Oct 26, 2016

A prosecutor in Tennessee backed off a statement he made earlier in the day yesterday in which he said he was considering whether Justin Timberlake should be prosecuted for taking a selfie in a voting booth.  Tennessee last year made it a misdemeanor crime, punishable with a one-month jail sentence, to use a phone in a polling place for anything other than looking up information. 

Susan Whitsitt was so excited about voting early at the Bloomington Election Commission office, she took a selfie by a sign just outside the voting area which election officials recommend to avoid violating Illinois election law.
Credit Colleen Reynolds / WGLT

The polling place selfie is something a half-dozen states allow but Illinois is not among them.  In fact, McLean County Clerk Kathy Michael says knowingly marking your ballot so another person can see it is a felony that carries of prison sentence of one to three years.  Michael trains election judges to make sure photography is not allowed while someone is voting and she says it is a growing concern, especially among student precincts at Illinois State University.

The clerk understands enthusiasm, especially among first-time voters in a presidential election. "It is a great experience that, with our social media, you'll want to record.  So, let's suggest that you take a selfie outside the polling place or before you vote," she advised.

Not A Federal Offense
There is no federal law that forbids voters from posting a picture of a completed ballot online so it is a state-by-state issue.  The State Board of Elections General Counsel Ken Menzel said some voters are intimidated enough at a polling place and photography only adds to their apprehension. 

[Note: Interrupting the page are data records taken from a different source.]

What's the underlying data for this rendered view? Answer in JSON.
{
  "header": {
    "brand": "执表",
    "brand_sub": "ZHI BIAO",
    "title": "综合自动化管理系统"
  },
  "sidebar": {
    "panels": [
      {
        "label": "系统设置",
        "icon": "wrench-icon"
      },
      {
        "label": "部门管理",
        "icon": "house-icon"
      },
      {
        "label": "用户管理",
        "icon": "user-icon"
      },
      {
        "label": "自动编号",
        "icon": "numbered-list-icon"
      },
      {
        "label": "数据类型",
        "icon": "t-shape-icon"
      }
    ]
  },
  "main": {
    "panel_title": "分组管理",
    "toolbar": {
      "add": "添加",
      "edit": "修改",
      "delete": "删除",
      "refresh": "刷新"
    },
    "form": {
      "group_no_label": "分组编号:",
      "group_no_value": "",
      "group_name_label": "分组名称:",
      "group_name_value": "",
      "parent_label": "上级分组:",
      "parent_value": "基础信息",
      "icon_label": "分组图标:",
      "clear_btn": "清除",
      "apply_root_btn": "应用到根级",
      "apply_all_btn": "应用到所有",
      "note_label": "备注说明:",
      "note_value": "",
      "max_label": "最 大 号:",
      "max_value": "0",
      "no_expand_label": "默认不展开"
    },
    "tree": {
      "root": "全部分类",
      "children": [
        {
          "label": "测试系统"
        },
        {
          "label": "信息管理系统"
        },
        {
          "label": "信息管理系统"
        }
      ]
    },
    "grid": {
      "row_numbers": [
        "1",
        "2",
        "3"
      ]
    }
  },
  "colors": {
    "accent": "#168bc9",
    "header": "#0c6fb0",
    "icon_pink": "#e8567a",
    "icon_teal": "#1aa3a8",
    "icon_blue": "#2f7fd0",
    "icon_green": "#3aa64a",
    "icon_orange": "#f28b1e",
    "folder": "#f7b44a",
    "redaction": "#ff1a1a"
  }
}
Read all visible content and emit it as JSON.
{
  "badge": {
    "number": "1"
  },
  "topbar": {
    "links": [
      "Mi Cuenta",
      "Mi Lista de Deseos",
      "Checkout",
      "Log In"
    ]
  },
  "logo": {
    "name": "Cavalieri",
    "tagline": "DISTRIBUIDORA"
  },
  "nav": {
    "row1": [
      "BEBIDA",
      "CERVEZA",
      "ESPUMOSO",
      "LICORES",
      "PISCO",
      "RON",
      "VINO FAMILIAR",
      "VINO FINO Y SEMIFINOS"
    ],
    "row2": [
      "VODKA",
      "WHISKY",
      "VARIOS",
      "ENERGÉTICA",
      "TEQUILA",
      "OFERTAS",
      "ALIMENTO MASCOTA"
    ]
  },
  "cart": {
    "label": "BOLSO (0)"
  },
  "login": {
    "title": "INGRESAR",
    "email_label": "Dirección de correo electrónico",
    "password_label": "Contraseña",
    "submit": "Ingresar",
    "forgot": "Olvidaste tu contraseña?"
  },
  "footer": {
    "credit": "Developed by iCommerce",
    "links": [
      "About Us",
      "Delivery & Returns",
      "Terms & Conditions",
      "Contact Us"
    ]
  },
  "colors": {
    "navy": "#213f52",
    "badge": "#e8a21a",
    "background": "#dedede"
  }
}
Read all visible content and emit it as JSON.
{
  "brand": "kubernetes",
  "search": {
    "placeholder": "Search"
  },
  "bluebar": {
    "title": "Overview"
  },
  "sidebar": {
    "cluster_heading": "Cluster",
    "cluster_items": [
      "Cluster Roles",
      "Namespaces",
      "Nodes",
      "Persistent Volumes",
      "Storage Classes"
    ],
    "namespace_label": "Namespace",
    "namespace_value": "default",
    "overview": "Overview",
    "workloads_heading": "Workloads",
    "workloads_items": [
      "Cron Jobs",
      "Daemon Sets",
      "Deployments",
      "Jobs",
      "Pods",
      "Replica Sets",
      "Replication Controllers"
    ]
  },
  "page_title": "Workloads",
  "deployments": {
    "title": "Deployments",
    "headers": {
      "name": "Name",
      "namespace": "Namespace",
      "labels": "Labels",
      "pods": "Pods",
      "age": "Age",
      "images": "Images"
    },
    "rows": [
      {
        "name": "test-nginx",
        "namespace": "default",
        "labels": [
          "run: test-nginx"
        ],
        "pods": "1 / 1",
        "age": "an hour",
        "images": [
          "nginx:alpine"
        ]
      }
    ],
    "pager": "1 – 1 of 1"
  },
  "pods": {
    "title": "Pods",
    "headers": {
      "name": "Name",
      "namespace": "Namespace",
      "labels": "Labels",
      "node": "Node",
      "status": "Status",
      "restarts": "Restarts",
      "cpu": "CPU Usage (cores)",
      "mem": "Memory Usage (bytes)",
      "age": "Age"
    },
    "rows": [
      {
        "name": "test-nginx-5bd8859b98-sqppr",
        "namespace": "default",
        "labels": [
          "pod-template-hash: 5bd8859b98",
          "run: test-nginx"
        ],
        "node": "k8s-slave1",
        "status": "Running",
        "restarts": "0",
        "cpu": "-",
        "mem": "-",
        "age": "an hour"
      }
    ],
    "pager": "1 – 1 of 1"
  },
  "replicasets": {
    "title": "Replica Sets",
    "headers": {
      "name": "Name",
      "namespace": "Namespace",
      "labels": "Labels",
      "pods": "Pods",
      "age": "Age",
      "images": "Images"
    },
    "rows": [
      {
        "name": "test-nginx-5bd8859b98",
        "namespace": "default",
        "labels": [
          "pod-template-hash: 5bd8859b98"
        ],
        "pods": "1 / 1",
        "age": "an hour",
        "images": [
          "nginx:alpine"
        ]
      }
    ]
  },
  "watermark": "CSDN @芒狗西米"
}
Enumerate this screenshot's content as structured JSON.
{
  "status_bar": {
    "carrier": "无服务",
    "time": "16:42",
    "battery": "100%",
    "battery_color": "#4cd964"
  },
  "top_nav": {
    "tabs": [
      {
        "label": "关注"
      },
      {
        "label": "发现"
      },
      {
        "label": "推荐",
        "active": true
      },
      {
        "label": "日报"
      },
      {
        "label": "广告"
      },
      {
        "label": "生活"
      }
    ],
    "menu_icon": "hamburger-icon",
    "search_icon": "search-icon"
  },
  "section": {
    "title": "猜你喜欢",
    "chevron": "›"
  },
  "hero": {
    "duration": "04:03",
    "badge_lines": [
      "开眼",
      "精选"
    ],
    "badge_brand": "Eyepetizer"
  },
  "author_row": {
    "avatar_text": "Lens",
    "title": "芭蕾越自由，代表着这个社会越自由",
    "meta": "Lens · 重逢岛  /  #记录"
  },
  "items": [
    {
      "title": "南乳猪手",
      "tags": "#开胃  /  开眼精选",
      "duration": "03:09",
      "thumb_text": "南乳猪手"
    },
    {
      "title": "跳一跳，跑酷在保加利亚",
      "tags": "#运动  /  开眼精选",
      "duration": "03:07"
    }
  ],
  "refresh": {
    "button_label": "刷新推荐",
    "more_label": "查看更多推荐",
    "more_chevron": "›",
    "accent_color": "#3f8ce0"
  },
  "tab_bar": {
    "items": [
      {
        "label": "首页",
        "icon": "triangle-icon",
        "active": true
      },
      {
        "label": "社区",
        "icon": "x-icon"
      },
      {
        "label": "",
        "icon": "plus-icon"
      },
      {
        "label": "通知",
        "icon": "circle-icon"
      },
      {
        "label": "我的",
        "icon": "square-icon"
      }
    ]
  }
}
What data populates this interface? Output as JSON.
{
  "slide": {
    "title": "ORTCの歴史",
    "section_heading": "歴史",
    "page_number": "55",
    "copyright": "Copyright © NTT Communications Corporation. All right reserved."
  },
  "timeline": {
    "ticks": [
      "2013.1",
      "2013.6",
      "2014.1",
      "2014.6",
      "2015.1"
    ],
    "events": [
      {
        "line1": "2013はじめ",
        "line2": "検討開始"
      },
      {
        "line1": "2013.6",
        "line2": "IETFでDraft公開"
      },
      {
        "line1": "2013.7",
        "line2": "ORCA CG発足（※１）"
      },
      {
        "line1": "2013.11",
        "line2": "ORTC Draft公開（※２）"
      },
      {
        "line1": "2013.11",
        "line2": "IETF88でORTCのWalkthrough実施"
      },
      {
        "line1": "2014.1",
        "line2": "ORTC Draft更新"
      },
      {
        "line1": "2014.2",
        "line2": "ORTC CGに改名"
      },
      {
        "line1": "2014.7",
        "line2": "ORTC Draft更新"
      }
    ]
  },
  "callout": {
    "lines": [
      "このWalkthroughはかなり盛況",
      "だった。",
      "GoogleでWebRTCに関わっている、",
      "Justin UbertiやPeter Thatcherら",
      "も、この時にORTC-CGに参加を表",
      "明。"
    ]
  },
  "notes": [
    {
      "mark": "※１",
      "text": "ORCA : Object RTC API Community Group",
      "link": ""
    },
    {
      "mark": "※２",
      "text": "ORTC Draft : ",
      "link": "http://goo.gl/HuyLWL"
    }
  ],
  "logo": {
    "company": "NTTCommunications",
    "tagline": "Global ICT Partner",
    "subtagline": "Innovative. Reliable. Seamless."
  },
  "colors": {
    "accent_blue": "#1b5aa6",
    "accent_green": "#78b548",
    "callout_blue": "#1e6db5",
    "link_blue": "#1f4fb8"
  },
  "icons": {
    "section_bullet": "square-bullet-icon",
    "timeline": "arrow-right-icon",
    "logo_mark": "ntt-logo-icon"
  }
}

"I would discourage any photography inside a polling place, " he said.  Menzel points out there is a lot of talk lately on college campuses of making sure there's a safe space for people to speak their minds so he adopted the same language. "Let's make sure polling places are a safe space." 

Menzel said while technically a vote-revealing selfie is a violation of state election law he added, "I don't think there is a significant likelihood of being prosecuted for it without other factors coming into play."